Oz may appear great and powerful to the citizens of the Emerald City in the Land of Oz, but like this film he merely uses smoke and mirrors to fool those who gaze upon him.
Sam Raimi’s prequel to the classic 1939 film, The Wizard of Oz, begins in black and white and is displayed in a small square screen format.
Undoubtedly this is a little wink to the Wizard of Oz and to help us be more at ease with the introduction to our main character, Oz (James Franco).
We see his background and the chain of events which lead to his arrival in Oz.
Unfortunately this monochromatic, reduced picture is presented for far too long and doesn’t make for a good start.
Things improve slightly once Oz has arrived at his destination; this is only because we are given a full colour, full size picture and the real story begins.
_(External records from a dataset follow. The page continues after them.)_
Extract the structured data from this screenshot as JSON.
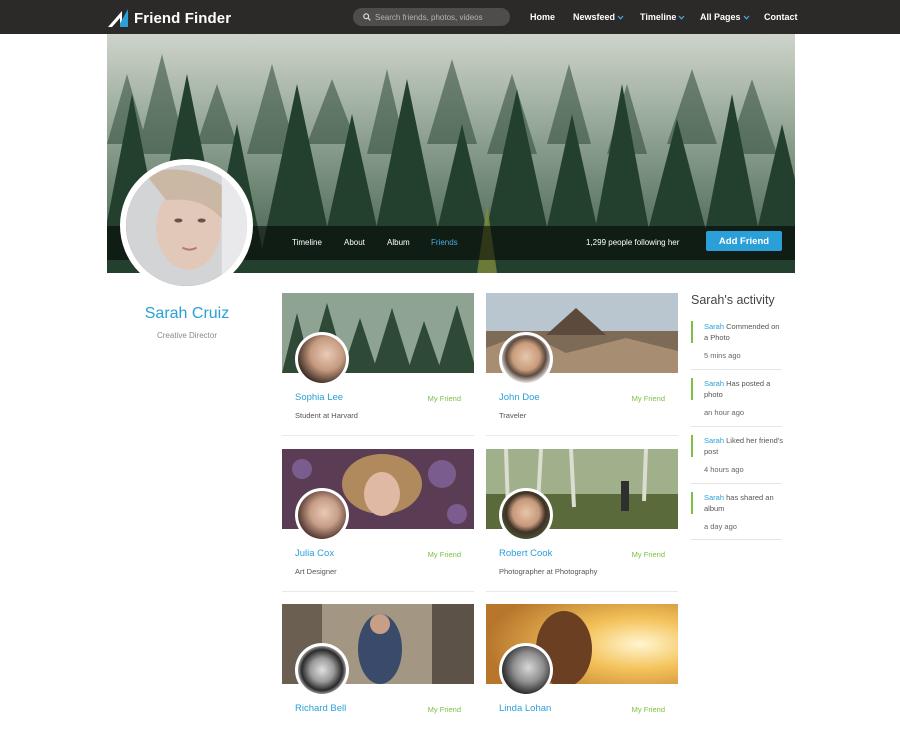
{
  "app": {
    "logo_text": "Friend Finder"
  },
  "search": {
    "placeholder": "Search friends, photos, videos"
  },
  "nav": [
    {
      "label": "Home",
      "has_dropdown": false
    },
    {
      "label": "Newsfeed",
      "has_dropdown": true
    },
    {
      "label": "Timeline",
      "has_dropdown": true
    },
    {
      "label": "All Pages",
      "has_dropdown": true
    },
    {
      "label": "Contact",
      "has_dropdown": false
    }
  ],
  "cover": {
    "tabs": [
      "Timeline",
      "About",
      "Album",
      "Friends"
    ],
    "active_tab": "Friends",
    "followers_text": "1,299 people following her",
    "add_friend_label": "Add Friend"
  },
  "profile": {
    "name": "Sarah Cruiz",
    "role": "Creative Director"
  },
  "friends": [
    {
      "name": "Sophia Lee",
      "desc": "Student at Harvard",
      "status": "My Friend"
    },
    {
      "name": "John Doe",
      "desc": "Traveler",
      "status": "My Friend"
    },
    {
      "name": "Julia Cox",
      "desc": "Art Designer",
      "status": "My Friend"
    },
    {
      "name": "Robert Cook",
      "desc": "Photographer at Photography",
      "status": "My Friend"
    },
    {
      "name": "Richard Bell",
      "desc": "",
      "status": "My Friend"
    },
    {
      "name": "Linda Lohan",
      "desc": "",
      "status": "My Friend"
    }
  ],
  "activity": {
    "title": "Sarah's activity",
    "items": [
      {
        "who": "Sarah",
        "text": "Commended on a Photo",
        "time": "5 mins ago"
      },
      {
        "who": "Sarah",
        "text": "Has posted a photo",
        "time": "an hour ago"
      },
      {
        "who": "Sarah",
        "text": "Liked her friend's post",
        "time": "4 hours ago"
      },
      {
        "who": "Sarah",
        "text": "has shared an album",
        "time": "a day ago"
      }
    ]
  },
  "colors": {
    "accent": "#2a9fd8",
    "friend_green": "#7bc043",
    "topbar": "#2b2a29"
  }
}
The palette used is very strong and helps to present an almost psychedelic impression of the wonderful world in which the tale is set.
I’m sure that at the cinema and in 3D this would have looked incredible, but at home and on normal DVD, it didn’t.
As a result of this emphasis on effects, the main weapon in this film’s arsenal is rendered useless.
Without this I found that, for the first hour or so, the story was far too sludgy and slow.
I was constantly waiting for something to ignite what was potentially a massive firework of a film; only for it to take so long to light, that when it finally did, I was no more amazed than many other “rockets” that I’d seen before.
Franco didn’t seem to suit the role well; he failed to show me Oz had changed very much and seemed to struggle balancing the comedic and more serious elements of the character.
Rachel Weisz as Evanora was OK, but again fell short of fulfilling the character’s potential.
Michelle Williams (Glinda) was quite effective in her role, but neither of the two matched Mila Kunis as Theodora.
To be fair to Weisz and Williams, Kunis only stood apart because of her transition to a more famous witch created by author Frank L Baum.
The traits of the witch from The Wizard of Oz were plain to see and her mannerisms and voice were well executed.
I was left with no doubt as to her feelings towards Oz – the Great and Powerful, and her fellow witches.
One area in which the effects were very good was that of the characters of the china girl and Frank the monkey.
Both superbly animated, they were excellent accessories to the story.
Again though, this was good for the effects team but showed how poor the rest of the film was in comparison.
In 3D at the cinema I’m sure I’d have enjoyed this more, but only because of the effects.
Unfortunately though it is a prime example of why you cannot rely on big-screen cinema effects to assist a film in becoming a classic; when these eye-openers are lost at home, it has failed.
To put it simply, Oz is neither great nor powerful.